Work to be completed: Work through the data line by line, gathering every line that has the word "speech".

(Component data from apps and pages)

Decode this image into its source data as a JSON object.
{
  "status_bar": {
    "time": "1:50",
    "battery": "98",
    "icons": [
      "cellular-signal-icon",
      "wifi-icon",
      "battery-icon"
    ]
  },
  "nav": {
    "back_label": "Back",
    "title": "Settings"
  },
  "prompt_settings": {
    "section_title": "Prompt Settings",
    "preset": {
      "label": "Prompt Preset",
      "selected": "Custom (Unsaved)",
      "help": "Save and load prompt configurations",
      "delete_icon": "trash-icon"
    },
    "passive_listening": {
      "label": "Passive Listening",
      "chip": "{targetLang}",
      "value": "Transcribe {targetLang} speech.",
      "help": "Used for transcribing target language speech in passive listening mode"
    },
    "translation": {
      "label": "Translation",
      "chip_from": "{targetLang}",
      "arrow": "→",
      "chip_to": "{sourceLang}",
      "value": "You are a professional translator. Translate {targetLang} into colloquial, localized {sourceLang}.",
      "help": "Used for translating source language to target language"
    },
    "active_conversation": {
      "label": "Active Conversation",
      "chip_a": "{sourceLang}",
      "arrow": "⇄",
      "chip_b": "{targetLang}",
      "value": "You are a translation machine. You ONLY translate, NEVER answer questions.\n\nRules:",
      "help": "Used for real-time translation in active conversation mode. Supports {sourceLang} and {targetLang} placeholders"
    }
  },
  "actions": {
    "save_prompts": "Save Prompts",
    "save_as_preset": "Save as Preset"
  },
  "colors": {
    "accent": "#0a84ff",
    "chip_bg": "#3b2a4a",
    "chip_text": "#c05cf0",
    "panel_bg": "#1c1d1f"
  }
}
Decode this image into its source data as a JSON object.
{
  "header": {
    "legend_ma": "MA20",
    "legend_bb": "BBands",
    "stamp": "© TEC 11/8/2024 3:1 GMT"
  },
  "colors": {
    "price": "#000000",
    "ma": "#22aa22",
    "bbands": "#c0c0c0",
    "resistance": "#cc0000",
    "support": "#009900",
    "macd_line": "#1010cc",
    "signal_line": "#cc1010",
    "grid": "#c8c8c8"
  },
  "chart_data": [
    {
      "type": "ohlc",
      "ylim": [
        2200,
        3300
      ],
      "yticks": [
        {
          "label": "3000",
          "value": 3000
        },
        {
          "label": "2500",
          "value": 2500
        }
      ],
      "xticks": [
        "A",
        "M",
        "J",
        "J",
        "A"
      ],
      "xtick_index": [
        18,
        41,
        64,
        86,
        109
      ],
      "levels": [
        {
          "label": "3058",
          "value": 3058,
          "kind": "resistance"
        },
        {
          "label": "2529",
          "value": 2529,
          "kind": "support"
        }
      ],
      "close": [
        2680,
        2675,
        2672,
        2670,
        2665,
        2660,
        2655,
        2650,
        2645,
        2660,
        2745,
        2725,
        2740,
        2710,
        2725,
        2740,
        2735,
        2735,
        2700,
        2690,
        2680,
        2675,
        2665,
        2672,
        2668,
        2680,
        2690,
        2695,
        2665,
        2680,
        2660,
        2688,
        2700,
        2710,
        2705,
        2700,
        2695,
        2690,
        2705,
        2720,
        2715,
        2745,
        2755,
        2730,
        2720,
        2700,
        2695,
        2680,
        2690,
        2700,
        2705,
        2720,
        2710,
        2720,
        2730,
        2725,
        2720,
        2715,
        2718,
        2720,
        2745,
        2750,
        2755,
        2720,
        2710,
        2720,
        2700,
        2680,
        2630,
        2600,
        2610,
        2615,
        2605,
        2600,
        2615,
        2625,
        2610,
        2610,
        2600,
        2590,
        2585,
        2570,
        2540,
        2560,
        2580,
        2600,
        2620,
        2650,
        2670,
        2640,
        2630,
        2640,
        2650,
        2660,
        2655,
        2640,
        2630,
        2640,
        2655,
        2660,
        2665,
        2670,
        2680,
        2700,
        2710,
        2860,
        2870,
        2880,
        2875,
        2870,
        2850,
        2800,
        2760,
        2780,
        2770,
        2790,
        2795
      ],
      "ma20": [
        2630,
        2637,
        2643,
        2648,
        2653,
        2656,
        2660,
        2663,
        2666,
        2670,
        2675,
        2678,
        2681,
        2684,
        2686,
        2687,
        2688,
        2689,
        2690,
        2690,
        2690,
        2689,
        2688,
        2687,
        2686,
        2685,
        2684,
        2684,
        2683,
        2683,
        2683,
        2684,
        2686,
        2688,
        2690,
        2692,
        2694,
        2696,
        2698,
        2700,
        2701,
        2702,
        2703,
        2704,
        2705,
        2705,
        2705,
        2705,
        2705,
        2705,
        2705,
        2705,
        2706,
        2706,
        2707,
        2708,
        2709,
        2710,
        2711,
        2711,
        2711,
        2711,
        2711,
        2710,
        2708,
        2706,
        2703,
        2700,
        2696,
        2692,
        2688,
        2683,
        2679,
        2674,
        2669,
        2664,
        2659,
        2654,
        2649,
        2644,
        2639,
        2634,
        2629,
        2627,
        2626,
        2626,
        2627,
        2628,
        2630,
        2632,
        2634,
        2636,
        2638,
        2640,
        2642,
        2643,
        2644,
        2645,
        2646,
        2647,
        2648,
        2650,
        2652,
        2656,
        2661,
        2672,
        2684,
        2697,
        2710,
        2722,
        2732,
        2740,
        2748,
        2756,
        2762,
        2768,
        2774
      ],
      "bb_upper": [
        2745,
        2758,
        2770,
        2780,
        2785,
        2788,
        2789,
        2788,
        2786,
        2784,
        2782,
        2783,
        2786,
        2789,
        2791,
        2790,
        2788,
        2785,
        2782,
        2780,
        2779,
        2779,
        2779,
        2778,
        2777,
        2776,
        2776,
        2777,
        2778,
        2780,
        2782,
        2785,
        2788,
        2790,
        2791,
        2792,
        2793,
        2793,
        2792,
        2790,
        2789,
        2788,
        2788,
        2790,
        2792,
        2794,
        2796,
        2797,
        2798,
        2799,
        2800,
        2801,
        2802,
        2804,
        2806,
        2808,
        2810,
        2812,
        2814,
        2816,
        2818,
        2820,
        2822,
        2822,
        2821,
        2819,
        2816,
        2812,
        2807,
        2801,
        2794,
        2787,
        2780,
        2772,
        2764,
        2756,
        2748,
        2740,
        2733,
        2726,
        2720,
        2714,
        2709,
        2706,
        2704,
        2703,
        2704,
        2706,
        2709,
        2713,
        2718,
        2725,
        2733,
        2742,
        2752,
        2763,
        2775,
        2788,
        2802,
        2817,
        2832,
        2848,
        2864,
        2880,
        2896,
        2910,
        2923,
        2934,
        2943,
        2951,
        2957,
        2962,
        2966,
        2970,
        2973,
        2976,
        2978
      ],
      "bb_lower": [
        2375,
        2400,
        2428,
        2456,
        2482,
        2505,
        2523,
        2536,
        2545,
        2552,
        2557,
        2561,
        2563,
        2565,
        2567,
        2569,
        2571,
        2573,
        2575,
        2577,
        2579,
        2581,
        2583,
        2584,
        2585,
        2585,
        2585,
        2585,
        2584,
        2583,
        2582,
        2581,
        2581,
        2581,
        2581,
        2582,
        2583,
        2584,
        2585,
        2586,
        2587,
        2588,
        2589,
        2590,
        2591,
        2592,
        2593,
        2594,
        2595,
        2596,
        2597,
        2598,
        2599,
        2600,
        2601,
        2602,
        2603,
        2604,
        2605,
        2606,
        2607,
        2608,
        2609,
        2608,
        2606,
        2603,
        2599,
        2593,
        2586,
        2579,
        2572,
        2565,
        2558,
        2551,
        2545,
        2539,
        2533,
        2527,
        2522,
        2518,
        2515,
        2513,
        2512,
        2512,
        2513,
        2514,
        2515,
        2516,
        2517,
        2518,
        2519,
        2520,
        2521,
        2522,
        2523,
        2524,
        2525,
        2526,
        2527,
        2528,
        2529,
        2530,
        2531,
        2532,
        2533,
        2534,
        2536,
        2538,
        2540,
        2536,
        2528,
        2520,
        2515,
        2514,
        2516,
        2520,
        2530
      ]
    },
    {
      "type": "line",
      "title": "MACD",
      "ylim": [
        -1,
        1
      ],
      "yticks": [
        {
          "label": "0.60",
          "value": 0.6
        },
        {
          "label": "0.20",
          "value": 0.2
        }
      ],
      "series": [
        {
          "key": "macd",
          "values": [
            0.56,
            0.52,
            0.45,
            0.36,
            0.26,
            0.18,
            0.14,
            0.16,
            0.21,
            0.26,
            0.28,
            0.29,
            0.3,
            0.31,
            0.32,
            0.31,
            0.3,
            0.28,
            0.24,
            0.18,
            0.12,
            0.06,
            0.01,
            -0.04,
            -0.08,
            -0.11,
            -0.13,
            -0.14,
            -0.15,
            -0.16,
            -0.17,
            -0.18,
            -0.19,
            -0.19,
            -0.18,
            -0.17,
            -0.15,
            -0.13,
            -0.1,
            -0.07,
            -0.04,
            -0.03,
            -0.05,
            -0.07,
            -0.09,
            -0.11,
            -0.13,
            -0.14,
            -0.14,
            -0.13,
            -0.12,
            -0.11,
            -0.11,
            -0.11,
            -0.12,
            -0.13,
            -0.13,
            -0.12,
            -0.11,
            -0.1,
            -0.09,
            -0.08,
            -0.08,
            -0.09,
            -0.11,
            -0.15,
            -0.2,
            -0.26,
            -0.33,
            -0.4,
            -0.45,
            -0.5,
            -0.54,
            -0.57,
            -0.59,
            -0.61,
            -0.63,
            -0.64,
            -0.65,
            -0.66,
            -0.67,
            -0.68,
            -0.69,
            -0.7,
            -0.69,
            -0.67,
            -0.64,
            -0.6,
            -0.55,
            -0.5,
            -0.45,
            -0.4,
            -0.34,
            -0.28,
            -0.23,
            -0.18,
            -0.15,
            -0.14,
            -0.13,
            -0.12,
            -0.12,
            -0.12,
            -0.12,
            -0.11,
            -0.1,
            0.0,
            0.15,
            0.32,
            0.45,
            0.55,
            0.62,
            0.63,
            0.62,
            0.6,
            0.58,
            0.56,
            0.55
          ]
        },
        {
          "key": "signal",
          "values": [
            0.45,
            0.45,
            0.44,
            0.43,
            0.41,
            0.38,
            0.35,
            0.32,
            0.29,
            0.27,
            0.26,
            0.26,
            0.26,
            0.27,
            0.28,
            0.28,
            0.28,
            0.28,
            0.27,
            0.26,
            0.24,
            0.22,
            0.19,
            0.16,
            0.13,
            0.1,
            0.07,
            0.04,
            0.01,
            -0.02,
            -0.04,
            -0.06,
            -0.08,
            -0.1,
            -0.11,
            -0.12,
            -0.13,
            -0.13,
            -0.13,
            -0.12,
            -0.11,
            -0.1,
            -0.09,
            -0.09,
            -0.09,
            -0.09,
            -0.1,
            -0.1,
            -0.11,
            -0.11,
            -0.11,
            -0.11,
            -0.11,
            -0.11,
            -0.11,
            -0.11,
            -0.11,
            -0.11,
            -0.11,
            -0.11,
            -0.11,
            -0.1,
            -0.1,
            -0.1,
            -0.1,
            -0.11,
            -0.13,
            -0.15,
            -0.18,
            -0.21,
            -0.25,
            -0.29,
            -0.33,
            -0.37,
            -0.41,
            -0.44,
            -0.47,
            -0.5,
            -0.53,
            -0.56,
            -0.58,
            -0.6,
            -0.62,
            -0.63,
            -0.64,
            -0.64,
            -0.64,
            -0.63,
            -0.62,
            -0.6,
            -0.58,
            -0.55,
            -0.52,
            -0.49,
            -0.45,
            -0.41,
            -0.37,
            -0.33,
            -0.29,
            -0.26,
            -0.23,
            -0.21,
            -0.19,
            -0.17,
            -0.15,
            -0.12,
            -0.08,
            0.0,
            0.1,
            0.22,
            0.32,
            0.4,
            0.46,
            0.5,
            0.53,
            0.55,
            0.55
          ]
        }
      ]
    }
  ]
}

Problem solution:
      "value": "Transcribe {targetLang} speech.",
      "help": "Used for transcribing target language speech in passive listening mode"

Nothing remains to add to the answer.